» **WHAT YOU WILL DO**:
Give every line of the data again, unchanged, but with no pictures.

Items from an interface collection:
══════
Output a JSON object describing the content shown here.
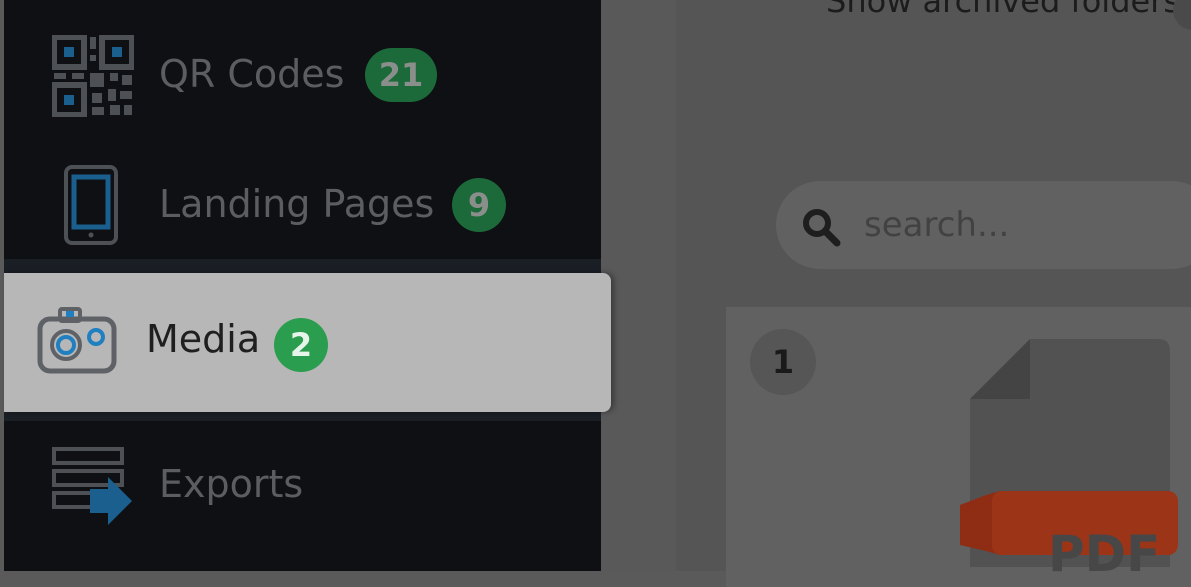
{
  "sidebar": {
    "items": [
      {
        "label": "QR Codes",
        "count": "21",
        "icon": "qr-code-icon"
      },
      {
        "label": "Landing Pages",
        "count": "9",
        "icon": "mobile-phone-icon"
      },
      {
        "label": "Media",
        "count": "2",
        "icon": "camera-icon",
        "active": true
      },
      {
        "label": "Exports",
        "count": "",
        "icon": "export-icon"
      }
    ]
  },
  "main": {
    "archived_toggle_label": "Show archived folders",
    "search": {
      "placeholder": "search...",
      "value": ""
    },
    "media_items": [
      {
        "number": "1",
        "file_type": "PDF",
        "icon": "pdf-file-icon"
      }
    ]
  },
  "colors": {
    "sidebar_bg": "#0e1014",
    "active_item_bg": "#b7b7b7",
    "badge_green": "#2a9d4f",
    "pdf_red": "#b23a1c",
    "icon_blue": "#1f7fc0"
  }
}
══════
» **RESULT FOR THIS EXERCISE**:
Output a JSON object describing the content shown here.
{
  "sidebar": {
    "items": [
      {
        "label": "QR Codes",
        "count": "21",
        "icon": "qr-code-icon"
      },
      {
        "label": "Landing Pages",
        "count": "9",
        "icon": "mobile-phone-icon"
      },
      {
        "label": "Media",
        "count": "2",
        "icon": "camera-icon",
        "active": true
      },
      {
        "label": "Exports",
        "count": "",
        "icon": "export-icon"
      }
    ]
  },
  "main": {
    "archived_toggle_label": "Show archived folders",
    "search": {
      "placeholder": "search...",
      "value": ""
    },
    "media_items": [
      {
        "number": "1",
        "file_type": "PDF",
        "icon": "pdf-file-icon"
      }
    ]
  },
  "colors": {
    "sidebar_bg": "#0e1014",
    "active_item_bg": "#b7b7b7",
    "badge_green": "#2a9d4f",
    "pdf_red": "#b23a1c",
    "icon_blue": "#1f7fc0"
  }
}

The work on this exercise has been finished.